## Work to be completed
In full and word for word, restate the lines of the listing.

□ □ □ □ □ □ □

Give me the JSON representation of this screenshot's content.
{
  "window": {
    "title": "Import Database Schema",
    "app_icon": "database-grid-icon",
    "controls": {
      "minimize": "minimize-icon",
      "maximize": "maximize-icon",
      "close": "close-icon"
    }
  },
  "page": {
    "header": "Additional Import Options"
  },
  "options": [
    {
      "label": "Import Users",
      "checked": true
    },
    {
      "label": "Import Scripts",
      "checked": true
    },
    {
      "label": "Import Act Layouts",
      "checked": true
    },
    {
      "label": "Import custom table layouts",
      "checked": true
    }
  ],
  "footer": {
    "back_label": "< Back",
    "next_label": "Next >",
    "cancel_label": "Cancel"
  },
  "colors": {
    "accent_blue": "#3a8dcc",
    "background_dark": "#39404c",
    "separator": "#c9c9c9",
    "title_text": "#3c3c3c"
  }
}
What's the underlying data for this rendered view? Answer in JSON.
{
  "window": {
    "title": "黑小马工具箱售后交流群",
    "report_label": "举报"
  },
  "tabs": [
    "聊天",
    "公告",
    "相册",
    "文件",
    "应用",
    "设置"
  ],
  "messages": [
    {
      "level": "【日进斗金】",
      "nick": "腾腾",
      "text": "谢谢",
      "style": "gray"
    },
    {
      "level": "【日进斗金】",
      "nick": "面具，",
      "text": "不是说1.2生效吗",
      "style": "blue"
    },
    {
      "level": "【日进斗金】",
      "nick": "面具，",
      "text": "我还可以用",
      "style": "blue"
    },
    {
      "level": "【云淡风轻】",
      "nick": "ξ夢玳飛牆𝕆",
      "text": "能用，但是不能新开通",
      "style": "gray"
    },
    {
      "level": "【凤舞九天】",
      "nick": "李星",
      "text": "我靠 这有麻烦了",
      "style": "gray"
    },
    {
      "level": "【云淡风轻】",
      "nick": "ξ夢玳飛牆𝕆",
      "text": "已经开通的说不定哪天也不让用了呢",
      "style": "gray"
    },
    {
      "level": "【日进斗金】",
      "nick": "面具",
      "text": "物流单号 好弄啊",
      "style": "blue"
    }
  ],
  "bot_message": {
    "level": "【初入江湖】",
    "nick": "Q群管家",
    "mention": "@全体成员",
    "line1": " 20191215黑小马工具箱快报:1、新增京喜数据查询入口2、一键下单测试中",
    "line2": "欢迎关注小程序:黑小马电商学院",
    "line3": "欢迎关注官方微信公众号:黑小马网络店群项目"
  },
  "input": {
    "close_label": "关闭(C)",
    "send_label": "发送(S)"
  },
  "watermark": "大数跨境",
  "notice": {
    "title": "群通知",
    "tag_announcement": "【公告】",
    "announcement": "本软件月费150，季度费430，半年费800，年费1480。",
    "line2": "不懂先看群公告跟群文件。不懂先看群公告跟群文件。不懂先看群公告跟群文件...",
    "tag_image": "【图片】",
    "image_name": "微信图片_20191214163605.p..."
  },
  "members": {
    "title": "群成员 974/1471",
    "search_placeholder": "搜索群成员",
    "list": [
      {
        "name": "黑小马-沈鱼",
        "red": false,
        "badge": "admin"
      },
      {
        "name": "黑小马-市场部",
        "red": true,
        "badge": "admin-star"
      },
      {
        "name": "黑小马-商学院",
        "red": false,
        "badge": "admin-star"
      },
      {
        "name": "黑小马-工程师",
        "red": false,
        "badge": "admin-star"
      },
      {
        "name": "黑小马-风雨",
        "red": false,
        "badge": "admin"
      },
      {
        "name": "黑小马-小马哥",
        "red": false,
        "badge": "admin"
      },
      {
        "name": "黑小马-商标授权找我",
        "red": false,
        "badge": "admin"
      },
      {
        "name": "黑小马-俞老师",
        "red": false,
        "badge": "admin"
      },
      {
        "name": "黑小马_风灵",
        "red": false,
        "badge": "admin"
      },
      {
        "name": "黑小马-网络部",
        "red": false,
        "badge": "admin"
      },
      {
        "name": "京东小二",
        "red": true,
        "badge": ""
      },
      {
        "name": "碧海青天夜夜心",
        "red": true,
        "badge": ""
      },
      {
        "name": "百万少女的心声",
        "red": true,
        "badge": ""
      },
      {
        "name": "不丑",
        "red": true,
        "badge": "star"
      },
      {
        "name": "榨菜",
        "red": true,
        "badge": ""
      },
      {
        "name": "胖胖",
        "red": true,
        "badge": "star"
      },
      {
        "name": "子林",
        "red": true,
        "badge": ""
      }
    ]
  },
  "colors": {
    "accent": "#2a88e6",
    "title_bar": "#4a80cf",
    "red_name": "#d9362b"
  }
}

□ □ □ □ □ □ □

## Response for this exercise
Give me the JSON representation of this screenshot's content.
{
  "window": {
    "title": "Import Database Schema",
    "app_icon": "database-grid-icon",
    "controls": {
      "minimize": "minimize-icon",
      "maximize": "maximize-icon",
      "close": "close-icon"
    }
  },
  "page": {
    "header": "Additional Import Options"
  },
  "options": [
    {
      "label": "Import Users",
      "checked": true
    },
    {
      "label": "Import Scripts",
      "checked": true
    },
    {
      "label": "Import Act Layouts",
      "checked": true
    },
    {
      "label": "Import custom table layouts",
      "checked": true
    }
  ],
  "footer": {
    "back_label": "< Back",
    "next_label": "Next >",
    "cancel_label": "Cancel"
  },
  "colors": {
    "accent_blue": "#3a8dcc",
    "background_dark": "#39404c",
    "separator": "#c9c9c9",
    "title_text": "#3c3c3c"
  }
}
What's the underlying data for this rendered view? Answer in JSON.
{
  "window": {
    "title": "黑小马工具箱售后交流群",
    "report_label": "举报"
  },
  "tabs": [
    "聊天",
    "公告",
    "相册",
    "文件",
    "应用",
    "设置"
  ],
  "messages": [
    {
      "level": "【日进斗金】",
      "nick": "腾腾",
      "text": "谢谢",
      "style": "gray"
    },
    {
      "level": "【日进斗金】",
      "nick": "面具，",
      "text": "不是说1.2生效吗",
      "style": "blue"
    },
    {
      "level": "【日进斗金】",
      "nick": "面具，",
      "text": "我还可以用",
      "style": "blue"
    },
    {
      "level": "【云淡风轻】",
      "nick": "ξ夢玳飛牆𝕆",
      "text": "能用，但是不能新开通",
      "style": "gray"
    },
    {
      "level": "【凤舞九天】",
      "nick": "李星",
      "text": "我靠 这有麻烦了",
      "style": "gray"
    },
    {
      "level": "【云淡风轻】",
      "nick": "ξ夢玳飛牆𝕆",
      "text": "已经开通的说不定哪天也不让用了呢",
      "style": "gray"
    },
    {
      "level": "【日进斗金】",
      "nick": "面具",
      "text": "物流单号 好弄啊",
      "style": "blue"
    }
  ],
  "bot_message": {
    "level": "【初入江湖】",
    "nick": "Q群管家",
    "mention": "@全体成员",
    "line1": " 20191215黑小马工具箱快报:1、新增京喜数据查询入口2、一键下单测试中",
    "line2": "欢迎关注小程序:黑小马电商学院",
    "line3": "欢迎关注官方微信公众号:黑小马网络店群项目"
  },
  "input": {
    "close_label": "关闭(C)",
    "send_label": "发送(S)"
  },
  "watermark": "大数跨境",
  "notice": {
    "title": "群通知",
    "tag_announcement": "【公告】",
    "announcement": "本软件月费150，季度费430，半年费800，年费1480。",
    "line2": "不懂先看群公告跟群文件。不懂先看群公告跟群文件。不懂先看群公告跟群文件...",
    "tag_image": "【图片】",
    "image_name": "微信图片_20191214163605.p..."
  },
  "members": {
    "title": "群成员 974/1471",
    "search_placeholder": "搜索群成员",
    "list": [
      {
        "name": "黑小马-沈鱼",
        "red": false,
        "badge": "admin"
      },
      {
        "name": "黑小马-市场部",
        "red": true,
        "badge": "admin-star"
      },
      {
        "name": "黑小马-商学院",
        "red": false,
        "badge": "admin-star"
      },
      {
        "name": "黑小马-工程师",
        "red": false,
        "badge": "admin-star"
      },
      {
        "name": "黑小马-风雨",
        "red": false,
        "badge": "admin"
      },
      {
        "name": "黑小马-小马哥",
        "red": false,
        "badge": "admin"
      },
      {
        "name": "黑小马-商标授权找我",
        "red": false,
        "badge": "admin"
      },
      {
        "name": "黑小马-俞老师",
        "red": false,
        "badge": "admin"
      },
      {
        "name": "黑小马_风灵",
        "red": false,
        "badge": "admin"
      },
      {
        "name": "黑小马-网络部",
        "red": false,
        "badge": "admin"
      },
      {
        "name": "京东小二",
        "red": true,
        "badge": ""
      },
      {
        "name": "碧海青天夜夜心",
        "red": true,
        "badge": ""
      },
      {
        "name": "百万少女的心声",
        "red": true,
        "badge": ""
      },
      {
        "name": "不丑",
        "red": true,
        "badge": "star"
      },
      {
        "name": "榨菜",
        "red": true,
        "badge": ""
      },
      {
        "name": "胖胖",
        "red": true,
        "badge": "star"
      },
      {
        "name": "子林",
        "red": true,
        "badge": ""
      }
    ]
  },
  "colors": {
    "accent": "#2a88e6",
    "title_bar": "#4a80cf",
    "red_name": "#d9362b"
  }
}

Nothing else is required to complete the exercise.